Warm and enthusiastic receptions have greeted her appearances with the Chieftains and Planxty in Belfast and Dublin during the past two years. Recently, her tour with Paddy Reilly, the Dublin folk singer, took her to the Free Hall Trade, in Manchester and the Rainbow Theatre in London, with Irish performances in Dublin, Cork and Limerick.
So, after three years of hard work, comes her first album. A pleasant selection, showing her versatility as a singer and guitarist. Some of the songs are well known, but the arrangements, all her own, are new.
A talented singer …
Twelve great songs …
— A perfect combination!
A WORD FROM THE PRODUCER

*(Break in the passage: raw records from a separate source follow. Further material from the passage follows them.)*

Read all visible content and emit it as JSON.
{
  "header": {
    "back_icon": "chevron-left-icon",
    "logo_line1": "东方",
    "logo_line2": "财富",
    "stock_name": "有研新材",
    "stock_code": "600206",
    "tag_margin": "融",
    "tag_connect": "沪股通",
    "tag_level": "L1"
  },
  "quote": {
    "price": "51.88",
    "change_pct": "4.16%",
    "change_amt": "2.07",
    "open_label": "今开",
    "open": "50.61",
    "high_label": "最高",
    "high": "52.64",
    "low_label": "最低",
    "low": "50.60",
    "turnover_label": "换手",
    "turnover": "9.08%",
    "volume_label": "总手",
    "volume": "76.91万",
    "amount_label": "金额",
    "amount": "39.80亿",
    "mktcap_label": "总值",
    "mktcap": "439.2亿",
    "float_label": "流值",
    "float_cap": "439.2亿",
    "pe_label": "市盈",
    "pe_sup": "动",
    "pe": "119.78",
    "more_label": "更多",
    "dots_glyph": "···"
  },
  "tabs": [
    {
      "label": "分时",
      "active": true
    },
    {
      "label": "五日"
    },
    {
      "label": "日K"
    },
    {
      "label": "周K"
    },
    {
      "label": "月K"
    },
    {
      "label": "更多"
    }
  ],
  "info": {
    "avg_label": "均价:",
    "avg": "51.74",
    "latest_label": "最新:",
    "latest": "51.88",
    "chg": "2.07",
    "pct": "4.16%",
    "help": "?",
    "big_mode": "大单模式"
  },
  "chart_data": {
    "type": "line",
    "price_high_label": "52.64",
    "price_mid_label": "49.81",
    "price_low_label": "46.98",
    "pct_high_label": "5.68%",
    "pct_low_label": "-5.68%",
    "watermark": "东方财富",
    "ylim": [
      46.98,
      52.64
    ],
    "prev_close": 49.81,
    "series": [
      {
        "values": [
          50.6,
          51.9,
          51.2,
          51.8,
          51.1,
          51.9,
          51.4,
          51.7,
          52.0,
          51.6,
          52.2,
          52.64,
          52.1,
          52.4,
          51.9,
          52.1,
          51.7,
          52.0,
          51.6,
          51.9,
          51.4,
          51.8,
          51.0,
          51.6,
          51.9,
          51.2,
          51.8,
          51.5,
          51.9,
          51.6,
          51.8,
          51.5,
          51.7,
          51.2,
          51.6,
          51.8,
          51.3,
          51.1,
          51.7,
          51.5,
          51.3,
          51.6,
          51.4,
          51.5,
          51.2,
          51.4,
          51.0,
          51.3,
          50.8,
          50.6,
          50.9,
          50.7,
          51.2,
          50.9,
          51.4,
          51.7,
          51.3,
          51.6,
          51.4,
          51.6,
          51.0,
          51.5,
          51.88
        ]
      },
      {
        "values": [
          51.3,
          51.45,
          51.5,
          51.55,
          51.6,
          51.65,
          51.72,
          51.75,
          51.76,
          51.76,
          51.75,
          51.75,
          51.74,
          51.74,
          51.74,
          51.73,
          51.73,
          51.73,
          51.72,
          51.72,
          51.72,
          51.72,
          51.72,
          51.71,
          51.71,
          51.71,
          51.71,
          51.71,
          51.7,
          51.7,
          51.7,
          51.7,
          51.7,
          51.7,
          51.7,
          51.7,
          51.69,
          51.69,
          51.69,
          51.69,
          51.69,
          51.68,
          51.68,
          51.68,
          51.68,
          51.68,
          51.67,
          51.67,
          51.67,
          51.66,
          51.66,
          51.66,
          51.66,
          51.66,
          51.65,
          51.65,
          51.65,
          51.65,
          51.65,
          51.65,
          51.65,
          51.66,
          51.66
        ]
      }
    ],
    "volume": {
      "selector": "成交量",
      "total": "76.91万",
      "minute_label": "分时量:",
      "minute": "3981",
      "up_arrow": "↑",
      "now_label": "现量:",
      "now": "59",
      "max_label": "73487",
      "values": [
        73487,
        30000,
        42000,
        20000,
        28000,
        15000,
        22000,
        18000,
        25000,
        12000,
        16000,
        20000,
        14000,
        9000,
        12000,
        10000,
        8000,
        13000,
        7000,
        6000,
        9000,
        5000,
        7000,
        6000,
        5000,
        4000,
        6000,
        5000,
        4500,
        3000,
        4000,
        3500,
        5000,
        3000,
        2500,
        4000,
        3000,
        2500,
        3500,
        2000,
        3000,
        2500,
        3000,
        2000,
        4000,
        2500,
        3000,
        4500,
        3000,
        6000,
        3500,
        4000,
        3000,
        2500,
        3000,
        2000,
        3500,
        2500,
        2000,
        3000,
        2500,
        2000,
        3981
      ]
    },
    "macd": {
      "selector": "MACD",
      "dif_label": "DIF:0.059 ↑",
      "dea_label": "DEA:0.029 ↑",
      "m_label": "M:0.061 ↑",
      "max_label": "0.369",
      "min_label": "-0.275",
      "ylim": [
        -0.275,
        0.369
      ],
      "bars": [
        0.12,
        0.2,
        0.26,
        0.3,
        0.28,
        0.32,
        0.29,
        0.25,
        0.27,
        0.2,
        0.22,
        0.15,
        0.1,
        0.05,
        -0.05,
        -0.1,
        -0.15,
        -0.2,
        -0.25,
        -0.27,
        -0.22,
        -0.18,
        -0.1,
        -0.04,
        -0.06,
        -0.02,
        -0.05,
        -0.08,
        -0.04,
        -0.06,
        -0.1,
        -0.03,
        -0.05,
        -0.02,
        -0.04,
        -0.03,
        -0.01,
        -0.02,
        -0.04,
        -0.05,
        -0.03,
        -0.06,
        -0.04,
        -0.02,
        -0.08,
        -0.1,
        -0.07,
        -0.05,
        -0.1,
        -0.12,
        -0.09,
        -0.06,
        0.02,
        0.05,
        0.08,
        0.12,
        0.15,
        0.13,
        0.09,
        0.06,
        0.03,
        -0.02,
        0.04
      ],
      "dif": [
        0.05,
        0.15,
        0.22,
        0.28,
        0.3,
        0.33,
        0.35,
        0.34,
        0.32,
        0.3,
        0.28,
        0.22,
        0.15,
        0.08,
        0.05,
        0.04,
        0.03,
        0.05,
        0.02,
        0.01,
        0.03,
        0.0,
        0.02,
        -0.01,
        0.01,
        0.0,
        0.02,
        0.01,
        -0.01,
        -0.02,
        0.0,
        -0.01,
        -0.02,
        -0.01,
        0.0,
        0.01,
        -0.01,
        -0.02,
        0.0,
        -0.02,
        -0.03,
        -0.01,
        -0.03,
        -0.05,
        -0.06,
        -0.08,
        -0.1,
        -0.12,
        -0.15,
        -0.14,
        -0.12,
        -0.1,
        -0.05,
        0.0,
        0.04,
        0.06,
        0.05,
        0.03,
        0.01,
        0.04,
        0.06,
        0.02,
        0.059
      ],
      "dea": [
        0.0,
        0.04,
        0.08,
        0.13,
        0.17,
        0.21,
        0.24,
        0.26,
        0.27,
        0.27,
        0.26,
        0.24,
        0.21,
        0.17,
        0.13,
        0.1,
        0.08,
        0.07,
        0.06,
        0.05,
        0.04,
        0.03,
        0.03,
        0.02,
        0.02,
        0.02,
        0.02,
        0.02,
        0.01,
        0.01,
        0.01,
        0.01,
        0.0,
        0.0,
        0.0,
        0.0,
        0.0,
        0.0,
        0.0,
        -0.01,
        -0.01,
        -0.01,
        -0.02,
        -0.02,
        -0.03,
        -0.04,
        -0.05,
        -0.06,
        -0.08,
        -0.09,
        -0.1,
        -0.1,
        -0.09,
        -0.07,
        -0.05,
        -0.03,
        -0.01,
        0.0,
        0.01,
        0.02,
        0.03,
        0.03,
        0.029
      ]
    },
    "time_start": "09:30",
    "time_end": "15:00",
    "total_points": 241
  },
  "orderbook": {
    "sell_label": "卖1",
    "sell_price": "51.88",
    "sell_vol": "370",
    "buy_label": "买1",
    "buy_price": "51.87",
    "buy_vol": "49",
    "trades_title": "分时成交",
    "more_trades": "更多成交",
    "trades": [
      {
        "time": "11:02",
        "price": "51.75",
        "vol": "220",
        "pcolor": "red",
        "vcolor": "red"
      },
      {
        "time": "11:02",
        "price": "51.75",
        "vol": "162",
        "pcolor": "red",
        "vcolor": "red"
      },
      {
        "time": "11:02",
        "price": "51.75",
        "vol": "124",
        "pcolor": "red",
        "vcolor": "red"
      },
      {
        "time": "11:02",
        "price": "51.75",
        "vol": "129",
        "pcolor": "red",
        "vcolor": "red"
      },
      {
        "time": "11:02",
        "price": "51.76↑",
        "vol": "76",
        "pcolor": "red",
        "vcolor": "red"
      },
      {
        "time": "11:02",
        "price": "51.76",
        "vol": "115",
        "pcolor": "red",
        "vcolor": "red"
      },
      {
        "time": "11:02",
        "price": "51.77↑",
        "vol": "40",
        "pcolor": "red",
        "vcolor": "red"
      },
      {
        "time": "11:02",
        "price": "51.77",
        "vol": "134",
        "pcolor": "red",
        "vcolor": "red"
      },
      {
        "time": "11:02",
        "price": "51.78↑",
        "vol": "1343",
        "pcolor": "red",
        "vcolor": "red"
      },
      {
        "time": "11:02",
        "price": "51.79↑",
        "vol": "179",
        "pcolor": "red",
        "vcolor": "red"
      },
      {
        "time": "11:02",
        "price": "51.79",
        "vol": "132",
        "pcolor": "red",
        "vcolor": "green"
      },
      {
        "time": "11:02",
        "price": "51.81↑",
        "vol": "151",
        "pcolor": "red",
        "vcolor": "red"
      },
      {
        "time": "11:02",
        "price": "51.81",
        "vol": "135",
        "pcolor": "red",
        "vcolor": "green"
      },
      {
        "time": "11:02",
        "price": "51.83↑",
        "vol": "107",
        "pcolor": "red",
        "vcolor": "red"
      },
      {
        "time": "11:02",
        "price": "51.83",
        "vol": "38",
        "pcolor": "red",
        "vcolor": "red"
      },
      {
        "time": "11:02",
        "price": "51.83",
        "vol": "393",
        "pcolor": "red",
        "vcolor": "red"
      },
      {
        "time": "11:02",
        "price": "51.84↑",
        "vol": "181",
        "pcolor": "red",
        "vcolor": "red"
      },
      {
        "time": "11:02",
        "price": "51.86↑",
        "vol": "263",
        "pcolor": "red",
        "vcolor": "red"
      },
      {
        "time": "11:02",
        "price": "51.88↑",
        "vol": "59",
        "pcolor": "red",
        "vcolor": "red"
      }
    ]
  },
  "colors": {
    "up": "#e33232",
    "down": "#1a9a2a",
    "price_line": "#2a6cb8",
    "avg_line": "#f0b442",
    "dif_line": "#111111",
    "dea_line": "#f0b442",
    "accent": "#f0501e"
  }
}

It's only in recent months that I've got to know Gemma Hasson. Her name was being 'tossed' around enthusiastically in conversation, so much so that I immediately got in touch and arranged a recording for my traditional music spot on R.T.É's radio programme "Here and Now" The response was amazing and clearly demonstrated that I wasn't the only one to think that Gemma was an excellent artist. This record answers all the enquiries I've had since then and should also please anyone who, though to whom the name Gemma Hasson may mean nothing, likes a good song tunefully sung … and there's still a few of us left.